Most companies use multiple email service providers and every provider requires its own email authentication configurations. If the provider supports SPF authentication, then you must include their SPF mechanism into your domain's SPF record. However, this can quickly breach the 10 DNS lookup limit and cause "permerror" results. SPF "permerror" result means the domain's published records can not be correctly interpreted and the domain's owner must take action to solve the issue.
To reduce the number of DNS lookups, you have to replace the elements causing additional DNS lookups ("a", "mx", "ptr", "exists", "redirect" and "include"), with the elements not causing any lookup ("ip4" and "ip6"). That process is also called SPF flattening.
For example, let's assume you use G Suite and AmazonSES.
v=spf1 include:amazonses.com include:_spf.google.com -all
v=spf1 ip4:220.127.116.11/22 ip4:18.104.22.168/22 ip4:22.214.171.124/18 ip4:126.96.36.199/20 ip4:188.8.131.52/23 ip4:184.108.40.206/24 ip4:220.127.116.11/24 ip4:18.104.22.168/24 ip4:22.214.171.124/24 ip4:126.96.36.199/19 ip4:188.8.131.52/20 ip4:184.108.40.206/20 ip4:220.127.116.11/18 ip4:18.104.22.168/16 ip4:22.214.171.124/21 ip4:126.96.36.199/16 ip4:188.8.131.52/17 ip4:184.108.40.206/19 ip4:220.127.116.11/19 ip6:2001:4860:4000::/36 ip6:2404:6800:4000::/36 ip6:2607:f8b0:4000::/36 ip6:2800:3f0:4000::/36 ip6:2a00:1450:4000::/36 ip6:2c0f:fb50:4000::/36 ip4:18.104.22.168/19 ip4:22.214.171.124/20 ip4:126.96.36.199/19 ip4:188.8.131.52/20 ip4:184.108.40.206/19 ip4:220.127.116.11/19 ip4:18.104.22.168/16 ip4:22.214.171.124/22 -all

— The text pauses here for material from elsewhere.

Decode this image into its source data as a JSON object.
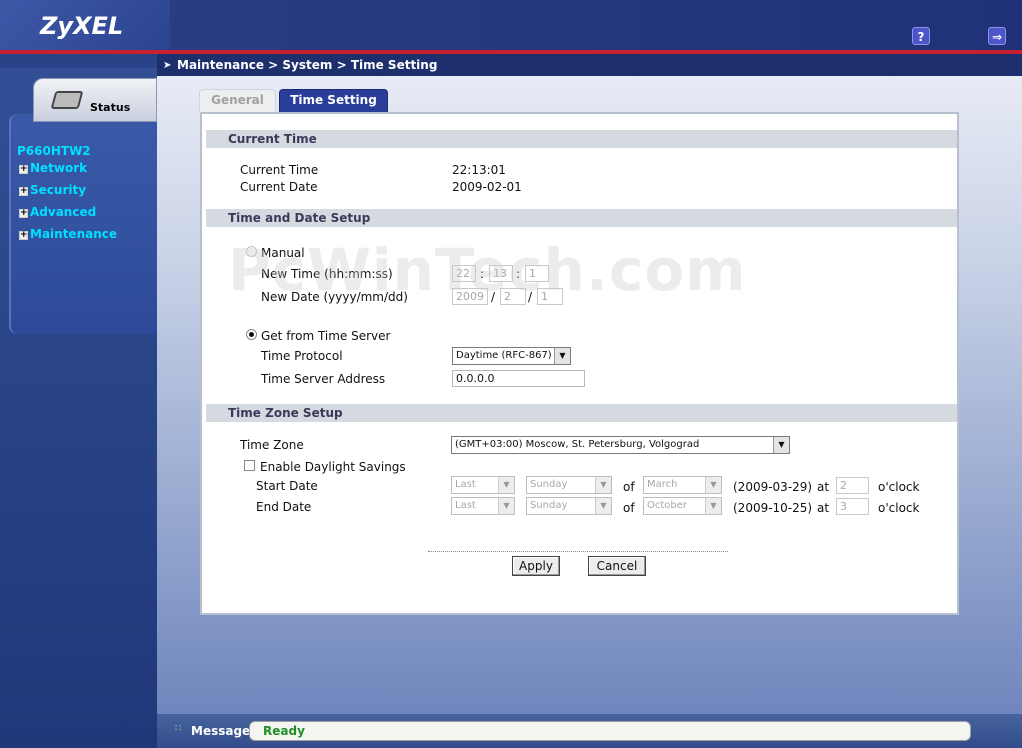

SPF flattening is not a one time task. You need to always be aware of any changes that could be made by email service providers in their SPF, which you include in your SPF record, and update your flattened SPF record accordingly. If you use multiple email service providers, then flattening the SPF record every time is even harder and error-prone.

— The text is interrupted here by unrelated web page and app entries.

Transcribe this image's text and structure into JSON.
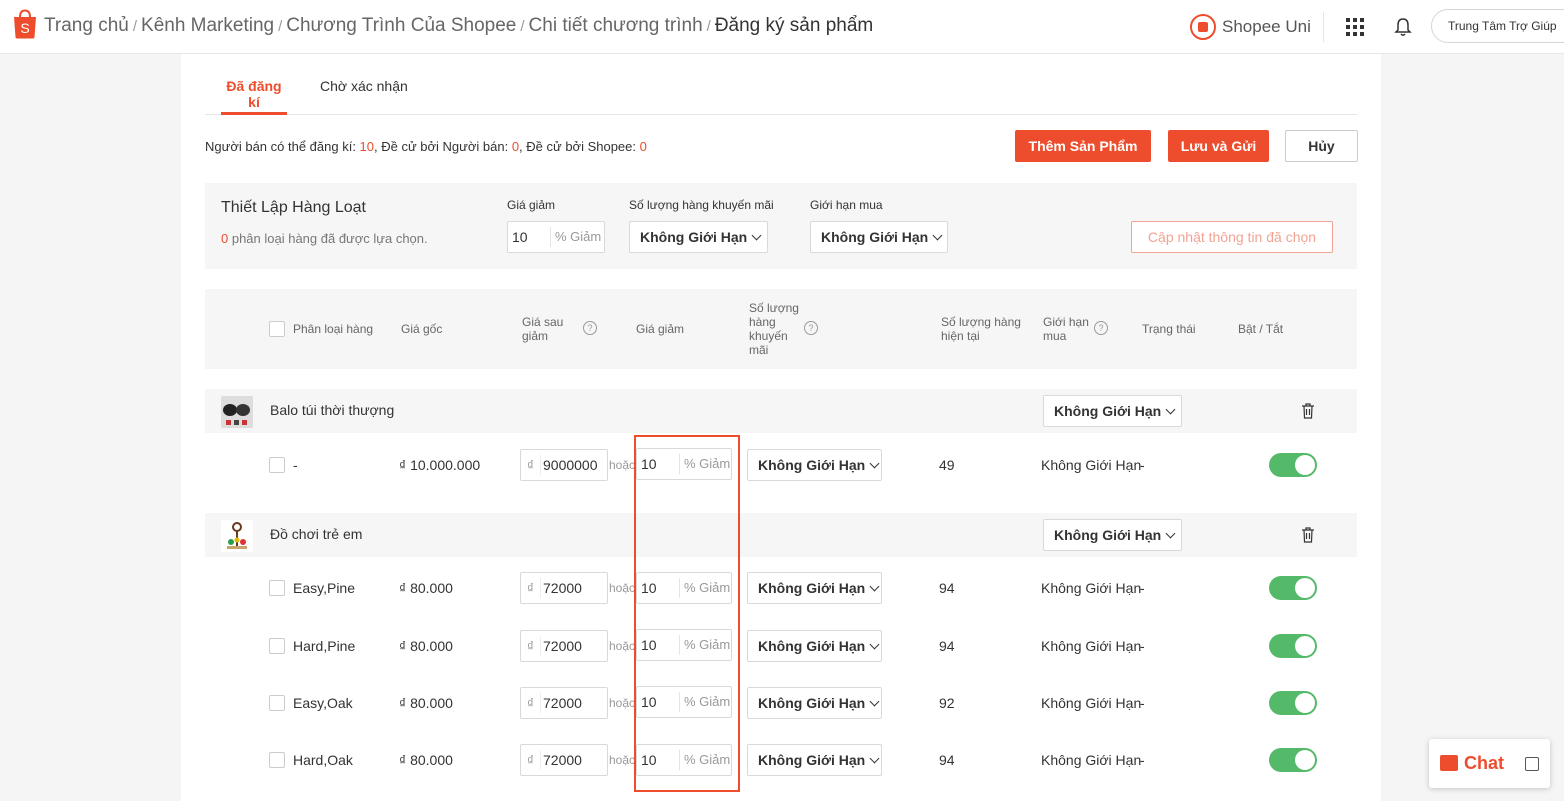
{
  "breadcrumb": [
    {
      "label": "Trang chủ"
    },
    {
      "label": "Kênh Marketing"
    },
    {
      "label": "Chương Trình Của Shopee"
    },
    {
      "label": "Chi tiết chương trình"
    },
    {
      "label": "Đăng ký sản phẩm"
    }
  ],
  "breadcrumb_sep": "/",
  "header": {
    "uni_label": "Shopee Uni",
    "help_label": "Trung Tâm Trợ Giúp"
  },
  "tabs": [
    {
      "label": "Đã đăng kí",
      "active": true
    },
    {
      "label": "Chờ xác nhận",
      "active": false
    }
  ],
  "quota": {
    "p1": "Người bán có thể đăng kí: ",
    "v1": "10",
    "p2": ", Đề cử bởi Người bán: ",
    "v2": "0",
    "p3": ", Đề cử bởi Shopee: ",
    "v3": "0"
  },
  "actions": {
    "add": "Thêm Sản Phẩm",
    "save": "Lưu và Gửi",
    "cancel": "Hủy"
  },
  "bulk": {
    "title": "Thiết Lập Hàng Loạt",
    "count": "0",
    "sub": " phân loại hàng đã được lựa chọn.",
    "discount_label": "Giá giảm",
    "discount_value": "10",
    "discount_suffix": "% Giảm",
    "qty_label": "Số lượng hàng khuyến mãi",
    "qty_value": "Không Giới Hạn",
    "limit_label": "Giới hạn mua",
    "limit_value": "Không Giới Hạn",
    "update_label": "Cập nhật thông tin đã chọn"
  },
  "columns": {
    "variant": "Phân loại hàng",
    "orig_price": "Giá gốc",
    "after_price": "Giá sau giảm",
    "discount": "Giá giảm",
    "promo_qty": "Số lượng hàng khuyến mãi",
    "stock": "Số lượng hàng hiện tại",
    "limit": "Giới hạn mua",
    "status": "Trạng thái",
    "toggle": "Bật / Tắt"
  },
  "or_label": "hoặc",
  "currency": "₫",
  "groups": [
    {
      "name": "Balo túi thời thượng",
      "limit": "Không Giới Hạn",
      "rows": [
        {
          "variant": "-",
          "orig": "₫ 10.000.000",
          "after": "9000000",
          "pct": "10",
          "pct_suffix": "% Giảm",
          "qty": "Không Giới Hạn",
          "stock": "49",
          "limit": "Không Giới Hạn",
          "status": "-",
          "on": true
        }
      ]
    },
    {
      "name": "Đồ chơi trẻ em",
      "limit": "Không Giới Hạn",
      "rows": [
        {
          "variant": "Easy,Pine",
          "orig": "₫ 80.000",
          "after": "72000",
          "pct": "10",
          "pct_suffix": "% Giảm",
          "qty": "Không Giới Hạn",
          "stock": "94",
          "limit": "Không Giới Hạn",
          "status": "-",
          "on": true
        },
        {
          "variant": "Hard,Pine",
          "orig": "₫ 80.000",
          "after": "72000",
          "pct": "10",
          "pct_suffix": "% Giảm",
          "qty": "Không Giới Hạn",
          "stock": "94",
          "limit": "Không Giới Hạn",
          "status": "-",
          "on": true
        },
        {
          "variant": "Easy,Oak",
          "orig": "₫ 80.000",
          "after": "72000",
          "pct": "10",
          "pct_suffix": "% Giảm",
          "qty": "Không Giới Hạn",
          "stock": "92",
          "limit": "Không Giới Hạn",
          "status": "-",
          "on": true
        },
        {
          "variant": "Hard,Oak",
          "orig": "₫ 80.000",
          "after": "72000",
          "pct": "10",
          "pct_suffix": "% Giảm",
          "qty": "Không Giới Hạn",
          "stock": "94",
          "limit": "Không Giới Hạn",
          "status": "-",
          "on": true
        }
      ]
    }
  ],
  "chat": {
    "label": "Chat"
  },
  "colors": {
    "brand": "#ee4d2d",
    "toggle_on": "#55b96a"
  }
}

SPF's TXT record can't have infinite length. So if flattened SPF record has more than 460 symbols, the record must be split into multiple SPF record chunks and be managed separately.

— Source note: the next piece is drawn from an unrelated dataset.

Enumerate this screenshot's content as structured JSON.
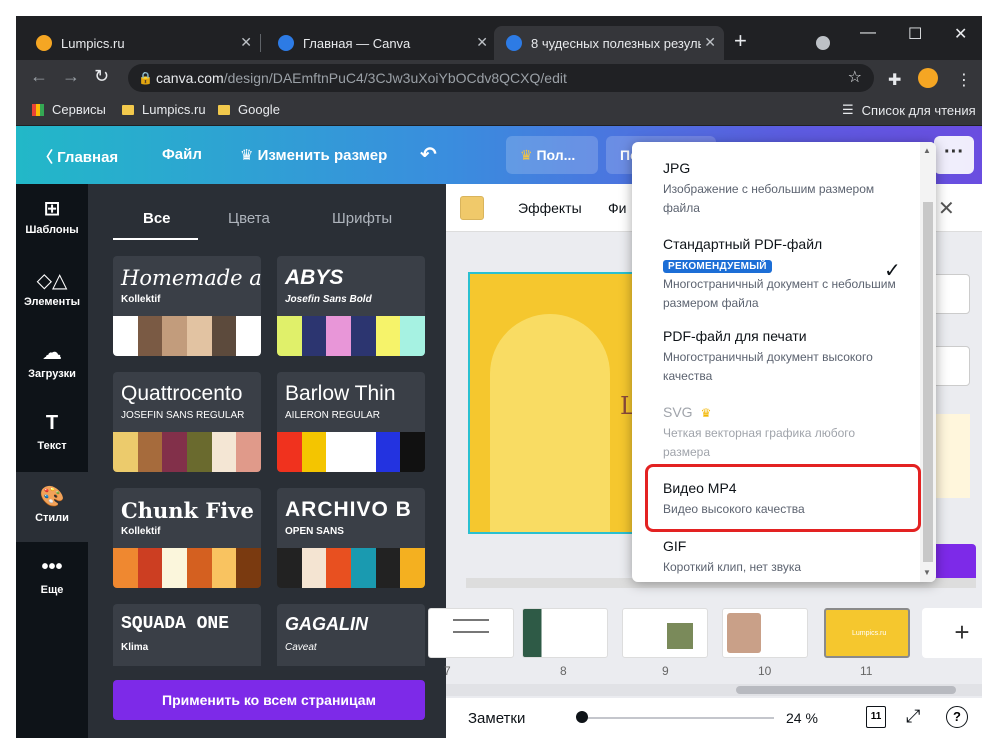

Even with 512-byte flattened SPF record chunks, you can exceed 10 DNS lookup limitation. So you need to include SPF macroses instead of simple IP and IP ranges in SPF record.
When deploying DMARC your goal is to correctly identify existing email authentication issues, fix SPF/DKIM and reach "quarantine" or "reject" policy. However, after moving to quarantine/reject policy, new legitimate email sending sources can appear out of your control (e.g. newly hired marketing person decides to use another and more familiar product for email marketing). You will "lose" all emails sent from the new sending source and waste money. To minimize the loss, you need to be informed and react to new changes as soon as possible.
You just add a single include in your SPF record which points to our server and we take care of the rest.
EasySPF's engine uses SPF flattening and/or SPF macroses to create nested SPF chunks. The engine constantly checks for every change in the original SPF record, and updates SPF chunks within a couple of minutes. So it combines all your authorized services correctly at the point of query.
EasySPF engine uses DMARC aggregated reports to detect a new sending source. We have trusted configuration instructions' data about ~1070 email service providers. Based on that data and IP addresses as well, the smart engine automatically detects the provider and updates the SPF record to authorize a sending source. Sometimes it asks you to confirm the new source, as some of the sources can be identified as "grey" and require user's knowledge and interaction.
causing "permerror" result by optimizing your SPF record
causing SPF permanent errors ("permerror")
without being concerned about SPF 10 DNS lookup limitation
by automatically authorizing new email sending sources even when your DMARC policy is "quarantine" or "reject"